Required work:
Whenever a line in this data holds the word "title", report that line in full.

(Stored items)
- - -

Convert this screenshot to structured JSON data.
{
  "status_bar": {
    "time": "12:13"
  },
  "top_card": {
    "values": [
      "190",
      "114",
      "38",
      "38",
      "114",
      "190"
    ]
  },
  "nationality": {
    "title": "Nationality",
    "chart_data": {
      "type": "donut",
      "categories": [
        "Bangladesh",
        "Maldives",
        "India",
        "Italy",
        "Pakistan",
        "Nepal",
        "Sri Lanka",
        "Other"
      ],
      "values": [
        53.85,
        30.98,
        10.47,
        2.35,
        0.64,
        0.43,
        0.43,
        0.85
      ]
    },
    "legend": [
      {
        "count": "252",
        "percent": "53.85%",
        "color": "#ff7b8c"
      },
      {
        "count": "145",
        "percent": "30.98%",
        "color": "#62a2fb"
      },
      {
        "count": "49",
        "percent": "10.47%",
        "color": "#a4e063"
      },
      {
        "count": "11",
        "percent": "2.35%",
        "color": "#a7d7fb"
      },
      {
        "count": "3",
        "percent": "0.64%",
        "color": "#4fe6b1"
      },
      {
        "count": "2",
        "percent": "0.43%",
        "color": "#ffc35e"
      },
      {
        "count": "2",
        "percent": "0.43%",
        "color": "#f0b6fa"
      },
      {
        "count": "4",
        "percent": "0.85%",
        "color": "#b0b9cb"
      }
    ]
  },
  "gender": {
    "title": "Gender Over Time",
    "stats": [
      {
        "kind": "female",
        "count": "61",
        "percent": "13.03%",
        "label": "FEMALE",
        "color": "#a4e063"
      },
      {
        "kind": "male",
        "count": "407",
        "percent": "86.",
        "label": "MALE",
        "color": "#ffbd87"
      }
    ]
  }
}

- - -

Your response:
    "title": "Nationality",
    "title": "Gender Over Time",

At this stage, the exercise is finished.